The cover article of the Spring 2014 issue of Columbia Medicine reports on a new, Columbia University-wide effort to harness the potential of new scientific approaches and technological developments to advance the personalized treatment of cancer and other diseases. Announced in February by Columbia President Lee Bollinger, an interdisciplinary task force has been formed to coordinate the scientific, policy, and clinical components necessary to achieve this goal. The Department of Systems Biology, including its Center for Computational Biology and Bioinformatics and JP Sulzberger Columbia Genome Center, has been identified as a key partner in this interdisciplinary effort. As the article reports:
Rapidly evolving technologies that make DNA sequencing dramatically faster and less expensive along with new technologies to monitor virtually all aspects of cell physiology have led to the generation of unprecedented amounts of information (big data) that is starting to yield to new computational approaches and high speed computers, all of which promise to make diagnosis and treatment as patient-specific and precise as possible.
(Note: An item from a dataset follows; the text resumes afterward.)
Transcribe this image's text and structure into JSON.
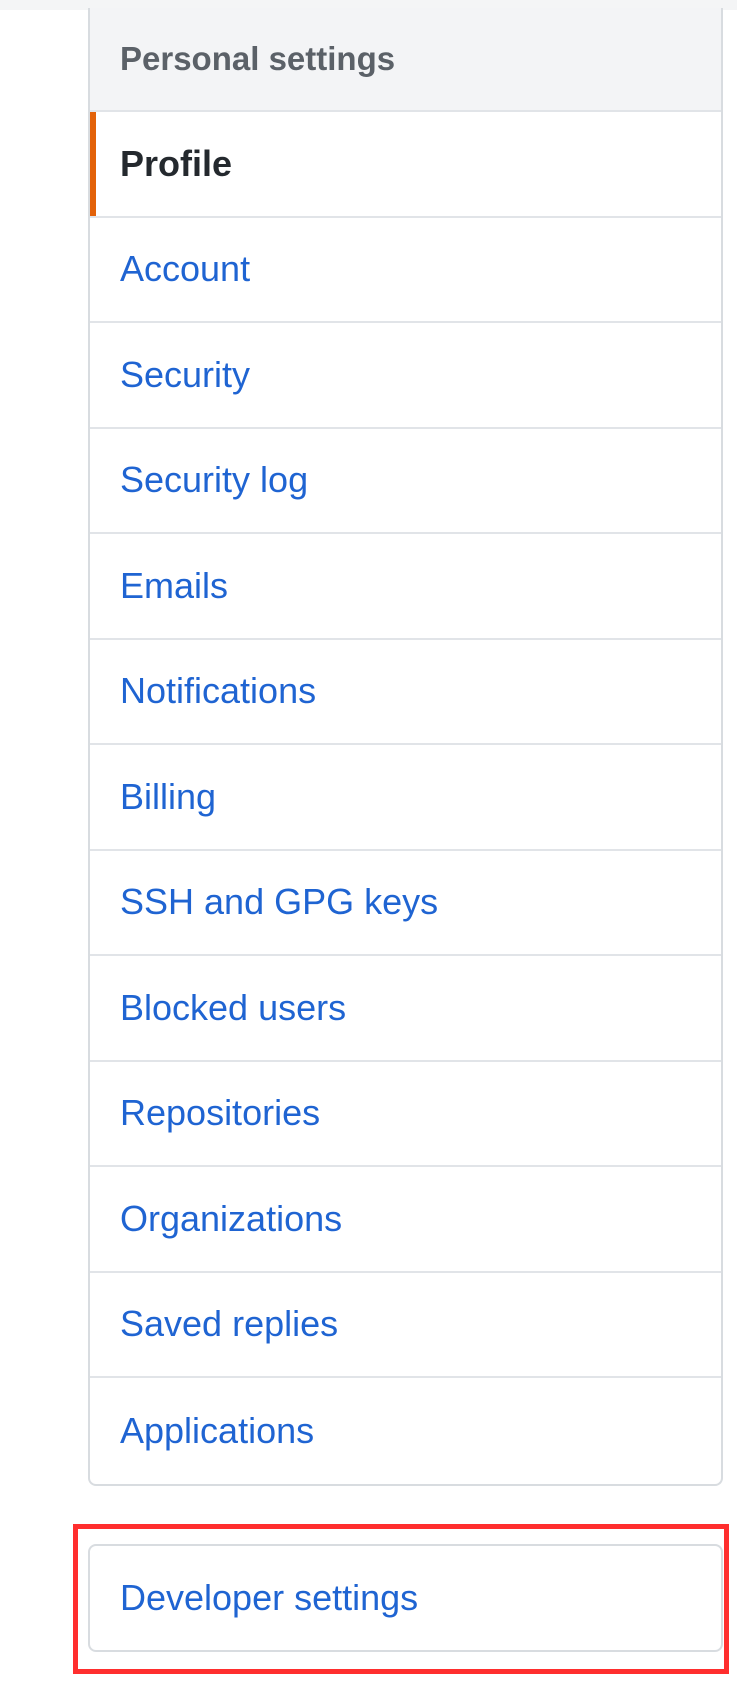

To harness the potential created by these scientific advances for the benefit of patients, [College of Physicians & Surgeons] Dean Lee Goldman, MD, has made personalized medicine a key goal of the medical school’s strategic plan. “At Columbia, we have enthusiastic consensus in support of personalized medicine—the personalized application of scientific advances to modern diagnosis and treatment, easily accessible and attentive care for the people who entrust us with their health, and personalized education for each of our individual students,” says Dr. Goldman…
At the center of Columbia’s personalized medicine effort is the new Department of Systems Biology, which brings together researchers specializing in molecular biology, genetics, computational biology and bioinformatics, structural biology, mathematics, chemistry and chemical biology, physics, computer science, and other fields. According to founding director and chair Andrea Califano, PhD, the Clyde and Helen Wu Professor of Chemical Systems Biology, the new department seeks to provide an in-depth, systemwide characterization of all molecular interactions. It is this systems-level approach to disease biology that can systematically identify disease drivers and druggable targets for the 90 percent of cancer patients who lack a clearly actionable genetic mutation. This has become possible only in recent years through major advances in science and technology that require a fully interdisciplinary approach.
The article describes how research by Department of Systems Biology faculty members including Dr. Califano, Nicholas Tatonetti, Brent Stockwell, and Tuuli Lappalainen, along with that of investigators in departments across the university, is contributing to this ambitious initiative. Read the complete article here.